Lisa Kessler – one of our own published her book Night Walker this month. I read it, loved it and now reviewing it.
Mun’s NOT the word when it comes to Night Walker– the book is out, both in paper and ebook, and Lisa is telling the world!
Genre is paranormal romance
He gave up his soul for a second chance to love her…
Two and a half centuries ago, Calisto Terana lost everything when a zealous priest murdered the woman he loved. Now, desperate for another chance to love her, he wants redemption for the mistake that cost her life.
She’s haunted by dreams of her own death…
After catching her fiancée with another woman, Kate Bradley returns to San Diego to clear her head.

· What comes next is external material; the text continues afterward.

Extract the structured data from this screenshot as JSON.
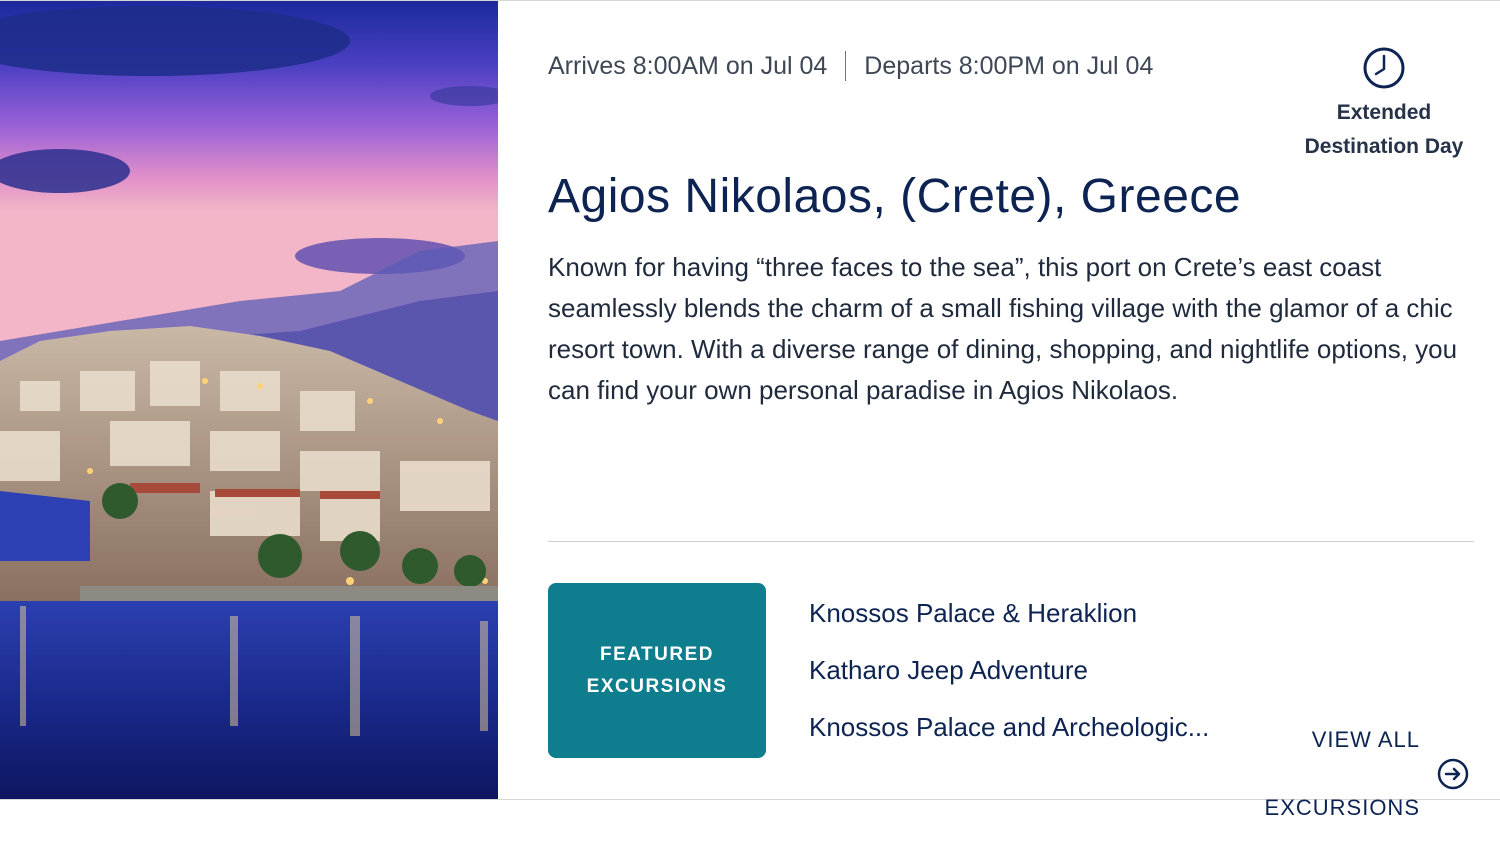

The last thing she needs is romance, but after meeting Calisto she’s drawn to him in ways she doesn’t understand.
They’ve waited in the shadows for centuries…
Calisto has no doubt Kate is the reincarnation of his lost love, but the Fraternidad Del Fuego Santo has a new watcher with dark ambitions of his own. As old enemies reemerge and a new threat arises, the betrayal that enslaved Calisto to the night might destroy the only woman he’s ever loved again.

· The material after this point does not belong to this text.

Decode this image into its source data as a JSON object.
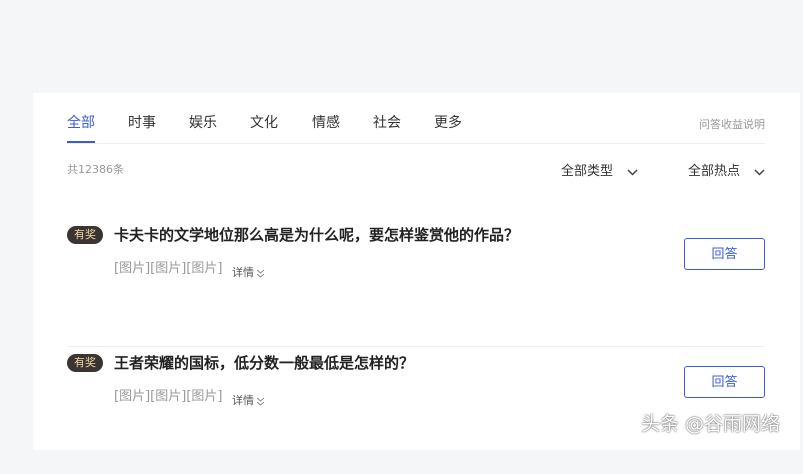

As we know, Lisa is wonderful at character development. Her characters here are compelling and well crafted; they come to life and dance right off the page. (I don’t own an e reader and Lisa was thoughtful enough to publish in soft cover as well as ebook) Perhaps her villain was too well developed; she must have pulled every nasty and freaky story she could find to write this character. He’s a villain you can really sink your teeth into.

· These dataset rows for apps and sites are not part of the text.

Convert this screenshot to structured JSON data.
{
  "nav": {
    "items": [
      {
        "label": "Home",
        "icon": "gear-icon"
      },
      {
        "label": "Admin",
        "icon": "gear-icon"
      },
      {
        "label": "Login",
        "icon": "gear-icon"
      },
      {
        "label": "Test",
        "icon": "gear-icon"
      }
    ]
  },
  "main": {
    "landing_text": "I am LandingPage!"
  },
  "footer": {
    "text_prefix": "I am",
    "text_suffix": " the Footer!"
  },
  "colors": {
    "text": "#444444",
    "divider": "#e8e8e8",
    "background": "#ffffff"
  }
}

As Sophocles would say: All a man’s affairs become diseased when he wishes to cure evils by evils
Calisto is a Night Walker. Not a vampire. And he makes that abundantly clear. He despises the glamour that vampires seek. “Vampires were for movie screens and romance novels.” He, Calisto is a Night Walker. Which is really kinda uber vamp… but don’t tell them that…..
Lisa’s attention to word usage and language is excellent. When Calisto transforms into his animal persona, which occurs several times throughout the book, the language is always just a bit different. This is the kind of thing I notice in others’ writing because it’s something I have to be attentive to myself. So I paid attention. And I don’t think she ever used the exact same wording twice. Typos and incorrect word usages leave me frustrated and annoyed. The book is well edited. I found only one spot where a word was missing. And no typos! So the editor was paying attention also. I come across very few books with no typos.
It’s true that some of the situations involving Calisto and Kate are a bit contrived—but it’s a romance after all—and Lisa does attempt to work around the unbelievable to make it as realistic as possible.
Calisto may be immortal but especially in one particular scene, he is just a man, just like all the rest. Here again, Lisa’s whimsy shines through –I think she meant it to be whimsical….
The Night Walker is not adept at modern technology and refuses to even try. The scene where he attempts to drive a car – stick shift no less—is hysterical. He becomes rather frantic pushing buttons and pedals in order to get the car to move.
The novel is really two stories melded into one with very satisfying results. The back story starts in 1775 and is told in rich descriptive detail with a sense of time and place that would be expected of historical novels. Perhaps Lisa was of two minds, whether to do historical or contemporary, and said the hell with it and just combined them. Either way, it works. Lisa would have had to do a lot of research (all books require research to one degree or another) for the back story to come as alive as it does. In fact, the plot is complex enough that for a lesser author it would have entailed at least two books. But Lisa does pull it off.
Lisa does a wonderful job of world building and the reader has to buy into the premise and just go with it.
Obviously Kate does not read vampire stories–she does not pick up on the clues…
Yeah and for an uber vamp, his home security system leaves something to be desired. This is a romance though and much more too. Lisa uses these discrepancies to enhance the plot.
One of my favourite scenes is when the villain scoffs that Calisto is well read. Geeze the books in his library are probably the originals and would make a cute sidebar for how he obtained the volumes.
I don’t really have a lot of time to read, but I couldn’t put this one down. Even read it in the car on latest road trip. It’s a good read for both romance and paranormal adventure, and I highly recommend it.
Is that ok Lisa? Is the cheque in the mail? 😀 🙂
Blogophilia 25.4 Topic: “Mum’s the word”
(Hard, 2pts): Incorporate a quote by Sophocles
(Easy, 1pt): Use the words frustrated, freaky, frantic